## Provided material
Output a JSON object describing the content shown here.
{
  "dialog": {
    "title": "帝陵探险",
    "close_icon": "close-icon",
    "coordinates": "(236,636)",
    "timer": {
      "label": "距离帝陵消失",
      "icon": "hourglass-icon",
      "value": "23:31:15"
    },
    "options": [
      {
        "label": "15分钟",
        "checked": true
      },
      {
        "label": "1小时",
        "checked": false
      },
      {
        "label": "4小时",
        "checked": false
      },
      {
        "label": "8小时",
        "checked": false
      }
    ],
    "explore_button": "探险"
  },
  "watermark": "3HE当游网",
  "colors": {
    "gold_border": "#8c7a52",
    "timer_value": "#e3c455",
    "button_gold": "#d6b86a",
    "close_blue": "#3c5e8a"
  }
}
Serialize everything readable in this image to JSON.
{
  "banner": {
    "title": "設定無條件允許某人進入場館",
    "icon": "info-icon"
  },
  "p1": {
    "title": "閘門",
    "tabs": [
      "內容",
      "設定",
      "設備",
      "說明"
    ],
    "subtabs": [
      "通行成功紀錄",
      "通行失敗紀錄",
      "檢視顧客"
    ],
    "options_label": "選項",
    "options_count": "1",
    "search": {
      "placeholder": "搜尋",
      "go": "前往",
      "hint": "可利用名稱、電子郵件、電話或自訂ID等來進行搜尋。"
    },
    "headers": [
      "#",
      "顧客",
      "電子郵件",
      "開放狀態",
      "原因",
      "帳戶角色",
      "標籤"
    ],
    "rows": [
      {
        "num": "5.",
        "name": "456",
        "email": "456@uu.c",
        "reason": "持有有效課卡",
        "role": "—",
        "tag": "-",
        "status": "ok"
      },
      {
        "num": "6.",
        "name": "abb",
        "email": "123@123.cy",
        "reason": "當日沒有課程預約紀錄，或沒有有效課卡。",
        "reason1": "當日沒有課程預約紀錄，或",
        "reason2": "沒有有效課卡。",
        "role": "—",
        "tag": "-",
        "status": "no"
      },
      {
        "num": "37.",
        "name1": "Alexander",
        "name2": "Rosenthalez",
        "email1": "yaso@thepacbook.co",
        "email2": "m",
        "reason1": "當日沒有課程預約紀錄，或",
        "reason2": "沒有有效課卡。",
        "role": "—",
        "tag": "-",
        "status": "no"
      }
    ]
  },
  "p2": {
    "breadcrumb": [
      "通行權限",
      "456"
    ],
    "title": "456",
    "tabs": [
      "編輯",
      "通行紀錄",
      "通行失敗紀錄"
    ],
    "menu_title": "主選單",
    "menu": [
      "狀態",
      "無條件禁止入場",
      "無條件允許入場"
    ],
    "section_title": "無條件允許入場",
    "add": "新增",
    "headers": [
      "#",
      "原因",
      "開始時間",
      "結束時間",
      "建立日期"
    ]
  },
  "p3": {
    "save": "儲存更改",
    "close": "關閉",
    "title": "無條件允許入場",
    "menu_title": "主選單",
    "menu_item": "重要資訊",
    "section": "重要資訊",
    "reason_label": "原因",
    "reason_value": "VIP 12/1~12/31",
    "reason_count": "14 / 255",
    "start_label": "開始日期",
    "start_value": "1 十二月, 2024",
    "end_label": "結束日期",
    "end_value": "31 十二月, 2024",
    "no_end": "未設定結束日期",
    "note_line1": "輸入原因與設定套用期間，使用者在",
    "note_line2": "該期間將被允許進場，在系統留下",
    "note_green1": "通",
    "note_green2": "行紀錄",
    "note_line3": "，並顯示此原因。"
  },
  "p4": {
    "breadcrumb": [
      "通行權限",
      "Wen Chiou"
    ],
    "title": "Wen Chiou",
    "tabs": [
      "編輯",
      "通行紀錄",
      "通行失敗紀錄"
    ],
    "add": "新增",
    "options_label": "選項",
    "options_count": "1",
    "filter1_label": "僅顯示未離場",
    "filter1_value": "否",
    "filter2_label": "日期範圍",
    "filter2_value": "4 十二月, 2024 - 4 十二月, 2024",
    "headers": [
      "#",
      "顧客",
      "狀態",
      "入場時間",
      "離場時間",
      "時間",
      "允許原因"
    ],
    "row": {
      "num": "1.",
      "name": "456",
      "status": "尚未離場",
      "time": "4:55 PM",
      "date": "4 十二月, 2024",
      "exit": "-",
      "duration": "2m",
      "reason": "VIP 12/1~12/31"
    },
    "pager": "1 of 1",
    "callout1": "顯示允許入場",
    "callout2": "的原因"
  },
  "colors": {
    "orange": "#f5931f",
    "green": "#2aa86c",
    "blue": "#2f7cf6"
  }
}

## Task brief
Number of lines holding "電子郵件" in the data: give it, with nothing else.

## Completed task
2